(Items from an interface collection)
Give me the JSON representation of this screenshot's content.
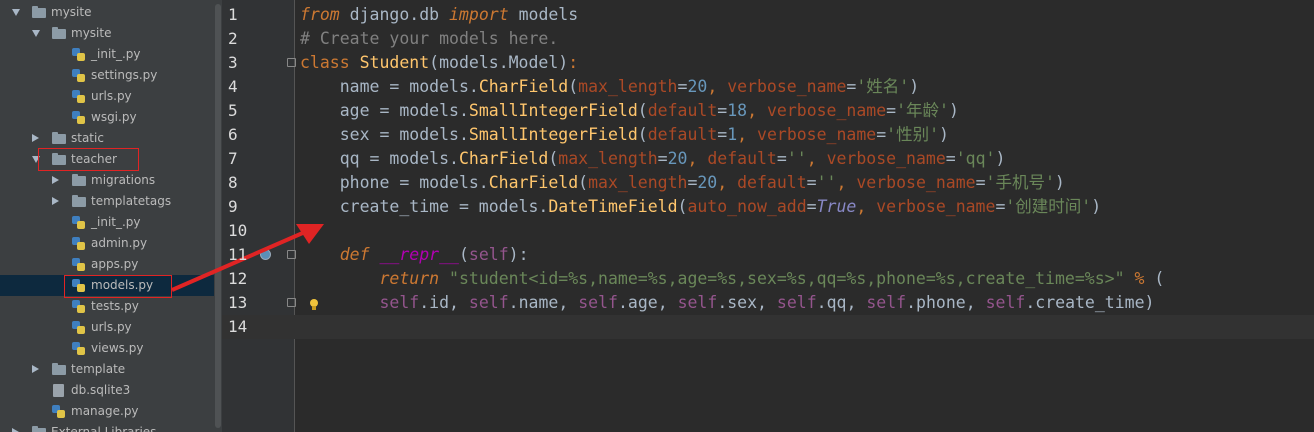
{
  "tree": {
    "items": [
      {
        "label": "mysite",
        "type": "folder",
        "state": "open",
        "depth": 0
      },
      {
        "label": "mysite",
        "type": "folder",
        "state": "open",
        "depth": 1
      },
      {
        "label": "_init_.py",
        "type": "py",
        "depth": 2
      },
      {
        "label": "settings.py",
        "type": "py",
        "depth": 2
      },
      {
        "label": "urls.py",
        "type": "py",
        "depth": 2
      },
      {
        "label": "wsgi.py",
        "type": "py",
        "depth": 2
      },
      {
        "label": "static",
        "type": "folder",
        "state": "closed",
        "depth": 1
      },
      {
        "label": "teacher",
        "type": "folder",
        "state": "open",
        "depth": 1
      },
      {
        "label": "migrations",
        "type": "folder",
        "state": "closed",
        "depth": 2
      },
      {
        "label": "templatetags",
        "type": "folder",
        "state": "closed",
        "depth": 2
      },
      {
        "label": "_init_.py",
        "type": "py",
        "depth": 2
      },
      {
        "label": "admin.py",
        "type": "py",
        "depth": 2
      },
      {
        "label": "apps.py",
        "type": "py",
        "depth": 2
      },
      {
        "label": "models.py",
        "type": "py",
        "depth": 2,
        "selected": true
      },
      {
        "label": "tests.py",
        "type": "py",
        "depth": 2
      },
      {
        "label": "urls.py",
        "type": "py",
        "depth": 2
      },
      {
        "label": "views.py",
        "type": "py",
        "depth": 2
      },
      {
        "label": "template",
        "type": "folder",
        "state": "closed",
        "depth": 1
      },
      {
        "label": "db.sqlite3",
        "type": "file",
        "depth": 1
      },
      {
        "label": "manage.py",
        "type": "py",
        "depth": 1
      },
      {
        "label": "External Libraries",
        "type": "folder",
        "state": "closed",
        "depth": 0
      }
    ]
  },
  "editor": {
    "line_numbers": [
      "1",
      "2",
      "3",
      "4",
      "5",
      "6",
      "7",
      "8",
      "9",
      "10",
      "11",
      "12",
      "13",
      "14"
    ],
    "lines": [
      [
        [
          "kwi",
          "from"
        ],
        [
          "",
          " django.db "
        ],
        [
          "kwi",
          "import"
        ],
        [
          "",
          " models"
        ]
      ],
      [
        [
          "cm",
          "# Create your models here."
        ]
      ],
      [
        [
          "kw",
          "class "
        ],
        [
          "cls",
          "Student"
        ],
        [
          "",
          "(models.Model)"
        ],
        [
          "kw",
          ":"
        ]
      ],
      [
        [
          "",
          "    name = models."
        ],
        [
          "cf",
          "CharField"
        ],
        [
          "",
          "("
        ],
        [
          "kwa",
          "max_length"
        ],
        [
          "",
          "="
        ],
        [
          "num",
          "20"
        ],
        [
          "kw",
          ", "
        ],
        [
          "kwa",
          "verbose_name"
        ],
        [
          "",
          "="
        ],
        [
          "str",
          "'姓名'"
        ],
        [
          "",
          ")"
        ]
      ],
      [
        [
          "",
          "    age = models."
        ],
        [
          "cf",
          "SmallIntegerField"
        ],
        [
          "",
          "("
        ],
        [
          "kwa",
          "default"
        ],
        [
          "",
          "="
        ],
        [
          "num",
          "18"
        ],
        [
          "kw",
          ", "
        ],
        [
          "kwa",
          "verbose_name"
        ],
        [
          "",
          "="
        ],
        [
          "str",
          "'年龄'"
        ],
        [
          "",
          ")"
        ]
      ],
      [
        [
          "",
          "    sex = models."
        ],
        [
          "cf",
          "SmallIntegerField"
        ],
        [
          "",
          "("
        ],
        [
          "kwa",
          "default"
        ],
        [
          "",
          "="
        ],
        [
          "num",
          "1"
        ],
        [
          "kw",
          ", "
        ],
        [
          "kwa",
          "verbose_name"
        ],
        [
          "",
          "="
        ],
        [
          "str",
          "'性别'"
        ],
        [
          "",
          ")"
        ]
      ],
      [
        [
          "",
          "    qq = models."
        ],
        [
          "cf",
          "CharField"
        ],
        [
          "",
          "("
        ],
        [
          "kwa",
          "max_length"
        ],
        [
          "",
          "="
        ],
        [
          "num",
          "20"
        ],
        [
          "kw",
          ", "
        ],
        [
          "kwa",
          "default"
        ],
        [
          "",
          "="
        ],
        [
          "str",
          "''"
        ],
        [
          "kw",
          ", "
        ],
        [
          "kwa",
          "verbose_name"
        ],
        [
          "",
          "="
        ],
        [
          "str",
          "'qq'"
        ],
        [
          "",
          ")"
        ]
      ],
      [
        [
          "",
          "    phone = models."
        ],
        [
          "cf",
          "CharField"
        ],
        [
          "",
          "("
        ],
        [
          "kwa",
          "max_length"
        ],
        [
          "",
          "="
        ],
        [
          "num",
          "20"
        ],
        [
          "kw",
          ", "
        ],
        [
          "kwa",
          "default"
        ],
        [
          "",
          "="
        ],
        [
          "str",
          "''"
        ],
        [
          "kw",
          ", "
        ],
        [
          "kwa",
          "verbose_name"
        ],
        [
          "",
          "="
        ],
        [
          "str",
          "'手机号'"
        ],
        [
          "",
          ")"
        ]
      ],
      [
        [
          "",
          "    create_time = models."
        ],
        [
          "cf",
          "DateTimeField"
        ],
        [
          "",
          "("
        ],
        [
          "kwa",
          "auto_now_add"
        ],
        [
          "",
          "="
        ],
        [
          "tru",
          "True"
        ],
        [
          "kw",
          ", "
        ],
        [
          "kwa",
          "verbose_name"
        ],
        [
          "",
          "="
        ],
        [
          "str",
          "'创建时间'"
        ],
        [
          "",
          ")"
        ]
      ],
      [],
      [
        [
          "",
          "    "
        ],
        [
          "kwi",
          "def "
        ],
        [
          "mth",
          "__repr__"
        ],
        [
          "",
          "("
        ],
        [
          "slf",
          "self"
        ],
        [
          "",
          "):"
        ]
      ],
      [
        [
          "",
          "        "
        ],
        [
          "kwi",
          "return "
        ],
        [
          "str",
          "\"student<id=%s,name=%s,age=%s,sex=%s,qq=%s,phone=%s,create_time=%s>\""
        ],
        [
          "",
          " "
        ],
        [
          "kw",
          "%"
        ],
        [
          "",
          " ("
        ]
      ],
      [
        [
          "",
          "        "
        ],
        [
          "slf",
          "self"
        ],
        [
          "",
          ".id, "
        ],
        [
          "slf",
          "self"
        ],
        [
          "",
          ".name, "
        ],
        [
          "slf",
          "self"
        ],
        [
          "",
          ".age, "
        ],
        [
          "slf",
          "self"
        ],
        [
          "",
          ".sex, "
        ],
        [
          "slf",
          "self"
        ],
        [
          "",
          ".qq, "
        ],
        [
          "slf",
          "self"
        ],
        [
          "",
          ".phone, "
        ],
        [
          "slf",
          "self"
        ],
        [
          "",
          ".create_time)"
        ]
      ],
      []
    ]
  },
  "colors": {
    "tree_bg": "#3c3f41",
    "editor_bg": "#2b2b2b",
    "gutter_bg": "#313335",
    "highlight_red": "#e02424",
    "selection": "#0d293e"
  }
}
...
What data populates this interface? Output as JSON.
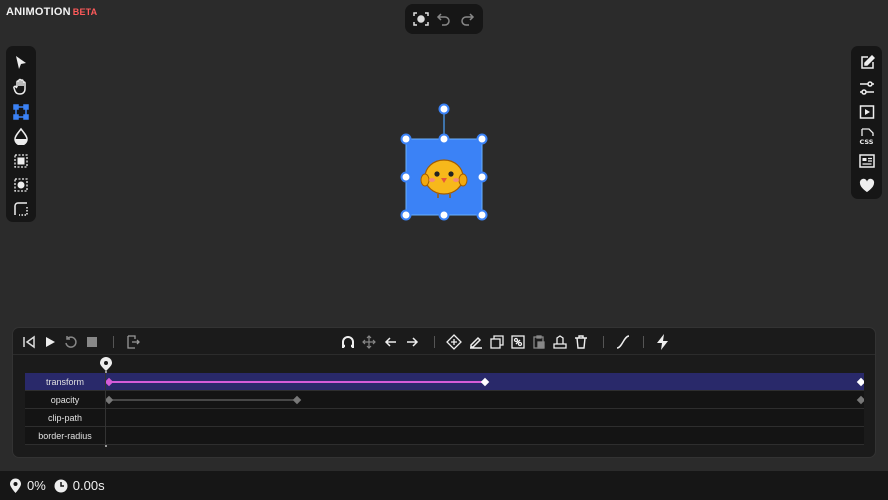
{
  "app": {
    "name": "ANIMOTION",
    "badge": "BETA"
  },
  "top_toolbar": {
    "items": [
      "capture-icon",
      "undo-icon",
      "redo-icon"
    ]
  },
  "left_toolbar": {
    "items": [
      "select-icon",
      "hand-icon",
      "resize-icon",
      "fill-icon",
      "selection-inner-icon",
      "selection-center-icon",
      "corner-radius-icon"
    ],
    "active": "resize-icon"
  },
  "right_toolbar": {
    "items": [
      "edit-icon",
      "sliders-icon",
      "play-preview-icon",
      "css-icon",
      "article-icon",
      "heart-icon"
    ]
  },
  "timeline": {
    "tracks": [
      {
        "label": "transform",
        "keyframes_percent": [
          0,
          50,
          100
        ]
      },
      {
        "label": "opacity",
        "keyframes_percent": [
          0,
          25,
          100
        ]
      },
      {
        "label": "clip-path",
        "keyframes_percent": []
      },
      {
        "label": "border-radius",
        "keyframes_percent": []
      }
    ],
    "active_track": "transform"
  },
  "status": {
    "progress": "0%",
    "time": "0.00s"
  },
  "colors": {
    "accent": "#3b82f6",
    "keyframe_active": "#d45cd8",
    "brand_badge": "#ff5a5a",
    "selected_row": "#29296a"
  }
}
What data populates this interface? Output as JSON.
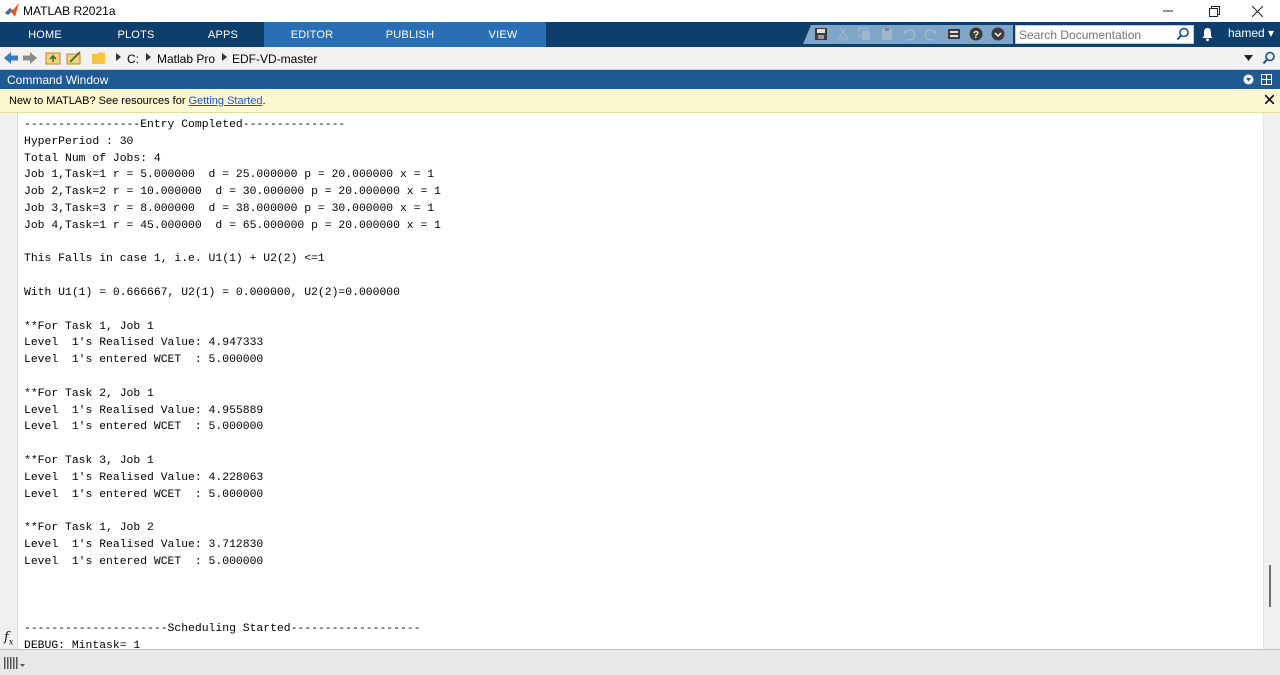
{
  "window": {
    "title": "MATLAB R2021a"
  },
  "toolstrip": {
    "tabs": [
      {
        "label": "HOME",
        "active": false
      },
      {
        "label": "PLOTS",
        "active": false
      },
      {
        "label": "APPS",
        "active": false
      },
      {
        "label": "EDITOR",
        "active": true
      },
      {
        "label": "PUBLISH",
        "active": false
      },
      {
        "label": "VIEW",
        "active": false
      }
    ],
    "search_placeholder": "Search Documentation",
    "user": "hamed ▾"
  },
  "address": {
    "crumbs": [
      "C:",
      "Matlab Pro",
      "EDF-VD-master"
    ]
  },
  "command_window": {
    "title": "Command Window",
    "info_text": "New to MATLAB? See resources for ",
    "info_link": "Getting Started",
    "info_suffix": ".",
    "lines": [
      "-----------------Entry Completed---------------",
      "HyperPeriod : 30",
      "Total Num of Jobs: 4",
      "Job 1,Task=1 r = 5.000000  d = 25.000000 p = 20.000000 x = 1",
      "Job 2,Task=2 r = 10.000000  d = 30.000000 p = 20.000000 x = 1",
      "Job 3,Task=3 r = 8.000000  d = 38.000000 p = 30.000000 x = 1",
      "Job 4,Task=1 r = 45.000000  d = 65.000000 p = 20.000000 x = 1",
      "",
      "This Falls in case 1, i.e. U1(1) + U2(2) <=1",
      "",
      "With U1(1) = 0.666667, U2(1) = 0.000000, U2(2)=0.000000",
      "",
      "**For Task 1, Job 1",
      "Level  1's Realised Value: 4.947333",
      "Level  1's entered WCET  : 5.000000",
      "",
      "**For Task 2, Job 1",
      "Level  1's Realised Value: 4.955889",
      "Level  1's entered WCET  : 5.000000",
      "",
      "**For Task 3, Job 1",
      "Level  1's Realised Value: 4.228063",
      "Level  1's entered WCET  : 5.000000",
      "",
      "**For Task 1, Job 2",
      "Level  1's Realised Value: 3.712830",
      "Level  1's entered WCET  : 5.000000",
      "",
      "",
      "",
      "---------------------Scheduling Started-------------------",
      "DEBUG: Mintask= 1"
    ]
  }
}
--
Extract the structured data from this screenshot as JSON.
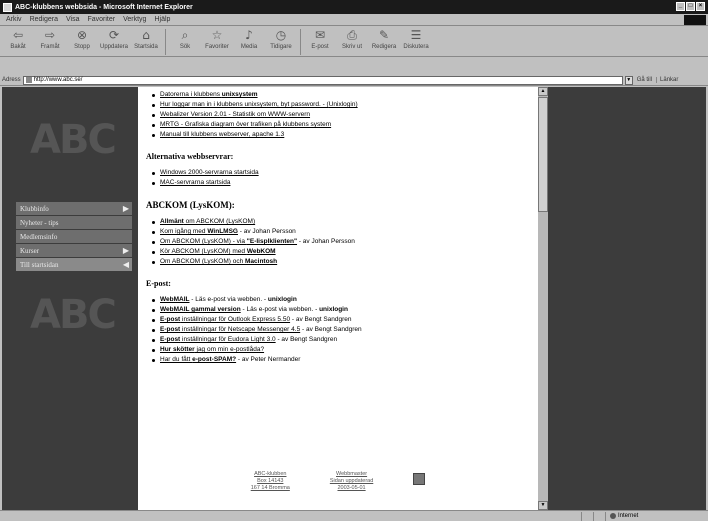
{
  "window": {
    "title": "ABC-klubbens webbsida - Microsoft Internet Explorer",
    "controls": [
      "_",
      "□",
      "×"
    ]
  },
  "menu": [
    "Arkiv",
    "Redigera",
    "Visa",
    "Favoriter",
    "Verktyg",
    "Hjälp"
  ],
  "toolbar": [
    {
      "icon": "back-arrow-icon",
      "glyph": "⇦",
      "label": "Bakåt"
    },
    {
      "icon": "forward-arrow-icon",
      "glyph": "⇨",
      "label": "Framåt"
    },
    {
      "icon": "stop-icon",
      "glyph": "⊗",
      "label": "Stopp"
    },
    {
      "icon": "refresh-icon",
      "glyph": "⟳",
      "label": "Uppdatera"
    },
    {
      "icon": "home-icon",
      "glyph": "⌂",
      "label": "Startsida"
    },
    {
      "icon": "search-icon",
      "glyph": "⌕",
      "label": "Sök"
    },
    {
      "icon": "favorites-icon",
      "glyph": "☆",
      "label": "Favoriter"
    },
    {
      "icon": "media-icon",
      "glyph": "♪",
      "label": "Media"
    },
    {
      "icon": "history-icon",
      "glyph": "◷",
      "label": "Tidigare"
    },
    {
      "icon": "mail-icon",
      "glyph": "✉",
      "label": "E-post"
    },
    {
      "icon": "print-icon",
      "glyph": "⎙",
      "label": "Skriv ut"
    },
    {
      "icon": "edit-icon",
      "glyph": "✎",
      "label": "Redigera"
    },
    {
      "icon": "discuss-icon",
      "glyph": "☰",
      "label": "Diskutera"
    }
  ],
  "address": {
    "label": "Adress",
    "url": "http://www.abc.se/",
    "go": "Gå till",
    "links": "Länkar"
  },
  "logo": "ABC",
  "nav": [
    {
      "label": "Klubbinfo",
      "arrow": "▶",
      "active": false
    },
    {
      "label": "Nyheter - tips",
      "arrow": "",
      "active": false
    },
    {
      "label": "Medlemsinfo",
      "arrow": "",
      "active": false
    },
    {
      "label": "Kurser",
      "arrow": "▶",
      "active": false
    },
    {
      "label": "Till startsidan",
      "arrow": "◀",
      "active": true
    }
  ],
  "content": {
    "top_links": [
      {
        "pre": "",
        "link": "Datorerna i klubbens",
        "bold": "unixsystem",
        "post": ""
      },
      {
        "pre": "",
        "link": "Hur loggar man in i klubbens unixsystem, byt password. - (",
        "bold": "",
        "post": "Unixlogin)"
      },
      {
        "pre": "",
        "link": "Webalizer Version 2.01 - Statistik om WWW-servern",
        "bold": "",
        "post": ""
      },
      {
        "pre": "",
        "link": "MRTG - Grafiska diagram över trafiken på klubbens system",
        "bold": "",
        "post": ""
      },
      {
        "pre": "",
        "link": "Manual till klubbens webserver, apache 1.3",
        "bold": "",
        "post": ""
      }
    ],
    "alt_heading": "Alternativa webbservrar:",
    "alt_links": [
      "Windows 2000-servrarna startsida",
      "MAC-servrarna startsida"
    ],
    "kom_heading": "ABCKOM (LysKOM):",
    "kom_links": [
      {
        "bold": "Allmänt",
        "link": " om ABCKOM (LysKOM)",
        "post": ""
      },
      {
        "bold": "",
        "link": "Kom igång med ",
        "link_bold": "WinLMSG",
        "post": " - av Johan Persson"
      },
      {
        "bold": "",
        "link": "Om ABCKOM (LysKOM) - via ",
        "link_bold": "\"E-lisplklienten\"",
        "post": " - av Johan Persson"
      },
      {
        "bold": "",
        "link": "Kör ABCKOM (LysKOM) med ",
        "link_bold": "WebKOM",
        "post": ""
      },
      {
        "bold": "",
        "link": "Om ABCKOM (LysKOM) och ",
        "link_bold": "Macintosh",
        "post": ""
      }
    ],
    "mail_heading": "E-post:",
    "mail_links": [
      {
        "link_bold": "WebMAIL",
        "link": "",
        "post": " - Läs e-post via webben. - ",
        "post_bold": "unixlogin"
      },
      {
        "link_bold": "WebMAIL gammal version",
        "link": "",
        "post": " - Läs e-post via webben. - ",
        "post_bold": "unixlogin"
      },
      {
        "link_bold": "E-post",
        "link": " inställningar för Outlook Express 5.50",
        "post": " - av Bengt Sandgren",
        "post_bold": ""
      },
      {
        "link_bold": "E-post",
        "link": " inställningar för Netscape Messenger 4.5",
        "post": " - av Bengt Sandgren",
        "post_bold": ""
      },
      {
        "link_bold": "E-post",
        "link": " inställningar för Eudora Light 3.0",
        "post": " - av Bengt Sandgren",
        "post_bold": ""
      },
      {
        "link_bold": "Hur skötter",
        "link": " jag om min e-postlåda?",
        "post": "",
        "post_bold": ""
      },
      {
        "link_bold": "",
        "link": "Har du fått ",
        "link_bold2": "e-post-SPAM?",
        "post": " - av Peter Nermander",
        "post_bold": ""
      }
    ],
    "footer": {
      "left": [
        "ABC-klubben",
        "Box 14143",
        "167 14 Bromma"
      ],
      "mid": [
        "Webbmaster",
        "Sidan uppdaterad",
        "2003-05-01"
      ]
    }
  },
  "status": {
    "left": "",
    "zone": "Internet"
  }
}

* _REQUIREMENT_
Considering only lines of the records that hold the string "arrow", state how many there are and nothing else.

* _OUTPUT FOR THIS TASK_
7